DATASET ENTRIES>
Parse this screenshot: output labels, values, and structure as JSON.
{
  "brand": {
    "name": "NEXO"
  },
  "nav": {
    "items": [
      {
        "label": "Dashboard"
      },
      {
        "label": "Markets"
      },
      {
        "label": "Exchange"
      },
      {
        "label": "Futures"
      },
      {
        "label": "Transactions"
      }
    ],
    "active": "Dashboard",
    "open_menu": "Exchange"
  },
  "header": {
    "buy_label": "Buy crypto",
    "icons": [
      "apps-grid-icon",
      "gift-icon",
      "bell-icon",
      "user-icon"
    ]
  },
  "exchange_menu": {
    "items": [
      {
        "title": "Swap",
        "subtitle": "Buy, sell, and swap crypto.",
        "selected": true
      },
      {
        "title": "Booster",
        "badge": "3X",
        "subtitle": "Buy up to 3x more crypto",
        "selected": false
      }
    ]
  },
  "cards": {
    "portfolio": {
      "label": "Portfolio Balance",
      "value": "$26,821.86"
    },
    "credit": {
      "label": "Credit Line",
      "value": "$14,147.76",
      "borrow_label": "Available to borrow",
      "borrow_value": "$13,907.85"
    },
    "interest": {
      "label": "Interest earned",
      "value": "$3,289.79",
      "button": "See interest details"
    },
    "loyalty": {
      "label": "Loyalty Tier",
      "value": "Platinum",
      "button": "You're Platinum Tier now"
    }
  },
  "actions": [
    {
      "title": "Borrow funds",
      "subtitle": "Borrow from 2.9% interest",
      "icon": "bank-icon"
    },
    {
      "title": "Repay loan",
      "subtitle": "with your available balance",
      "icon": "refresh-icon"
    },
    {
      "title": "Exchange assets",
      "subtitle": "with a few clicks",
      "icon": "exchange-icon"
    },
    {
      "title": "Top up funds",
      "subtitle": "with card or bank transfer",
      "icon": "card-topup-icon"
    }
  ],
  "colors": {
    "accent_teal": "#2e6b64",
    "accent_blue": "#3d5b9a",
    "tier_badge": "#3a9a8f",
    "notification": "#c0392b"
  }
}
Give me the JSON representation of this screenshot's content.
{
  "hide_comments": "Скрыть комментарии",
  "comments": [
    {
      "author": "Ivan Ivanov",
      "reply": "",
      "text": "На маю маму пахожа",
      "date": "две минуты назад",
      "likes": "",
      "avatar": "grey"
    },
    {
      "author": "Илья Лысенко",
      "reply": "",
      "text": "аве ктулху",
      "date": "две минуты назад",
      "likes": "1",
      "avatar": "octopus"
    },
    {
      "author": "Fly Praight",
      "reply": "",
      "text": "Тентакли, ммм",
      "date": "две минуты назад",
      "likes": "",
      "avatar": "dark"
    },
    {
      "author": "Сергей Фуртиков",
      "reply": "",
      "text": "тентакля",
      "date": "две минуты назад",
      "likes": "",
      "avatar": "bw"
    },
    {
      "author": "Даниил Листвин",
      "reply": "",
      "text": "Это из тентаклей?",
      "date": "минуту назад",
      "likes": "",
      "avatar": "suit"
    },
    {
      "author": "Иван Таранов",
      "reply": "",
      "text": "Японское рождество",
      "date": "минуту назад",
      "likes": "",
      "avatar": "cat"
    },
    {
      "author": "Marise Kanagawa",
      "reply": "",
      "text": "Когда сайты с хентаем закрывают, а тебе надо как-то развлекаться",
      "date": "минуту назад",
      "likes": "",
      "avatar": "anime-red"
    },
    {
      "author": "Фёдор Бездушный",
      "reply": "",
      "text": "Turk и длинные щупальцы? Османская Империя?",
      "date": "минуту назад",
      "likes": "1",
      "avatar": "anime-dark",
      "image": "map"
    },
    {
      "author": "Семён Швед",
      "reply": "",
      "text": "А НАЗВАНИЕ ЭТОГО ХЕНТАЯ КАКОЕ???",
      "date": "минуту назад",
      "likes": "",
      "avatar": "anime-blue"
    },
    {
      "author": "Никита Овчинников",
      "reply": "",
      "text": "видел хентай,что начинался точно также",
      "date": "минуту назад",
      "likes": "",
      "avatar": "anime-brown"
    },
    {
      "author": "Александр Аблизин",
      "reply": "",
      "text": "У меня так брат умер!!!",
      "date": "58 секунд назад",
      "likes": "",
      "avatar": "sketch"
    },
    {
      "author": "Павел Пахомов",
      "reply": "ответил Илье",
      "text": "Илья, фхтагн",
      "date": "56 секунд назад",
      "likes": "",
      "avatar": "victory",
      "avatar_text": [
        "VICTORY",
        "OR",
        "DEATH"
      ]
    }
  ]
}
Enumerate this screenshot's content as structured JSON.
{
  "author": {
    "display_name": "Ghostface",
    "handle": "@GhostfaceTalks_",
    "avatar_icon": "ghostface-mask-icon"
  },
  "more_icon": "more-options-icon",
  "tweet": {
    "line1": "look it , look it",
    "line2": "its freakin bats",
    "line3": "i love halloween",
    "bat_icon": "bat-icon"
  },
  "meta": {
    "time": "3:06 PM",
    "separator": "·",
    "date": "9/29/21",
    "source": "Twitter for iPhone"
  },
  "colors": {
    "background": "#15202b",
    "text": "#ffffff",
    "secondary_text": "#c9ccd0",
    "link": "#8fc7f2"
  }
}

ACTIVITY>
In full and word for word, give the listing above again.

SOLUTION TO THIS TASK>
Parse this screenshot: output labels, values, and structure as JSON.
{
  "brand": {
    "name": "NEXO"
  },
  "nav": {
    "items": [
      {
        "label": "Dashboard"
      },
      {
        "label": "Markets"
      },
      {
        "label": "Exchange"
      },
      {
        "label": "Futures"
      },
      {
        "label": "Transactions"
      }
    ],
    "active": "Dashboard",
    "open_menu": "Exchange"
  },
  "header": {
    "buy_label": "Buy crypto",
    "icons": [
      "apps-grid-icon",
      "gift-icon",
      "bell-icon",
      "user-icon"
    ]
  },
  "exchange_menu": {
    "items": [
      {
        "title": "Swap",
        "subtitle": "Buy, sell, and swap crypto.",
        "selected": true
      },
      {
        "title": "Booster",
        "badge": "3X",
        "subtitle": "Buy up to 3x more crypto",
        "selected": false
      }
    ]
  },
  "cards": {
    "portfolio": {
      "label": "Portfolio Balance",
      "value": "$26,821.86"
    },
    "credit": {
      "label": "Credit Line",
      "value": "$14,147.76",
      "borrow_label": "Available to borrow",
      "borrow_value": "$13,907.85"
    },
    "interest": {
      "label": "Interest earned",
      "value": "$3,289.79",
      "button": "See interest details"
    },
    "loyalty": {
      "label": "Loyalty Tier",
      "value": "Platinum",
      "button": "You're Platinum Tier now"
    }
  },
  "actions": [
    {
      "title": "Borrow funds",
      "subtitle": "Borrow from 2.9% interest",
      "icon": "bank-icon"
    },
    {
      "title": "Repay loan",
      "subtitle": "with your available balance",
      "icon": "refresh-icon"
    },
    {
      "title": "Exchange assets",
      "subtitle": "with a few clicks",
      "icon": "exchange-icon"
    },
    {
      "title": "Top up funds",
      "subtitle": "with card or bank transfer",
      "icon": "card-topup-icon"
    }
  ],
  "colors": {
    "accent_teal": "#2e6b64",
    "accent_blue": "#3d5b9a",
    "tier_badge": "#3a9a8f",
    "notification": "#c0392b"
  }
}
Give me the JSON representation of this screenshot's content.
{
  "hide_comments": "Скрыть комментарии",
  "comments": [
    {
      "author": "Ivan Ivanov",
      "reply": "",
      "text": "На маю маму пахожа",
      "date": "две минуты назад",
      "likes": "",
      "avatar": "grey"
    },
    {
      "author": "Илья Лысенко",
      "reply": "",
      "text": "аве ктулху",
      "date": "две минуты назад",
      "likes": "1",
      "avatar": "octopus"
    },
    {
      "author": "Fly Praight",
      "reply": "",
      "text": "Тентакли, ммм",
      "date": "две минуты назад",
      "likes": "",
      "avatar": "dark"
    },
    {
      "author": "Сергей Фуртиков",
      "reply": "",
      "text": "тентакля",
      "date": "две минуты назад",
      "likes": "",
      "avatar": "bw"
    },
    {
      "author": "Даниил Листвин",
      "reply": "",
      "text": "Это из тентаклей?",
      "date": "минуту назад",
      "likes": "",
      "avatar": "suit"
    },
    {
      "author": "Иван Таранов",
      "reply": "",
      "text": "Японское рождество",
      "date": "минуту назад",
      "likes": "",
      "avatar": "cat"
    },
    {
      "author": "Marise Kanagawa",
      "reply": "",
      "text": "Когда сайты с хентаем закрывают, а тебе надо как-то развлекаться",
      "date": "минуту назад",
      "likes": "",
      "avatar": "anime-red"
    },
    {
      "author": "Фёдор Бездушный",
      "reply": "",
      "text": "Turk и длинные щупальцы? Османская Империя?",
      "date": "минуту назад",
      "likes": "1",
      "avatar": "anime-dark",
      "image": "map"
    },
    {
      "author": "Семён Швед",
      "reply": "",
      "text": "А НАЗВАНИЕ ЭТОГО ХЕНТАЯ КАКОЕ???",
      "date": "минуту назад",
      "likes": "",
      "avatar": "anime-blue"
    },
    {
      "author": "Никита Овчинников",
      "reply": "",
      "text": "видел хентай,что начинался точно также",
      "date": "минуту назад",
      "likes": "",
      "avatar": "anime-brown"
    },
    {
      "author": "Александр Аблизин",
      "reply": "",
      "text": "У меня так брат умер!!!",
      "date": "58 секунд назад",
      "likes": "",
      "avatar": "sketch"
    },
    {
      "author": "Павел Пахомов",
      "reply": "ответил Илье",
      "text": "Илья, фхтагн",
      "date": "56 секунд назад",
      "likes": "",
      "avatar": "victory",
      "avatar_text": [
        "VICTORY",
        "OR",
        "DEATH"
      ]
    }
  ]
}
Enumerate this screenshot's content as structured JSON.
{
  "author": {
    "display_name": "Ghostface",
    "handle": "@GhostfaceTalks_",
    "avatar_icon": "ghostface-mask-icon"
  },
  "more_icon": "more-options-icon",
  "tweet": {
    "line1": "look it , look it",
    "line2": "its freakin bats",
    "line3": "i love halloween",
    "bat_icon": "bat-icon"
  },
  "meta": {
    "time": "3:06 PM",
    "separator": "·",
    "date": "9/29/21",
    "source": "Twitter for iPhone"
  },
  "colors": {
    "background": "#15202b",
    "text": "#ffffff",
    "secondary_text": "#c9ccd0",
    "link": "#8fc7f2"
  }
}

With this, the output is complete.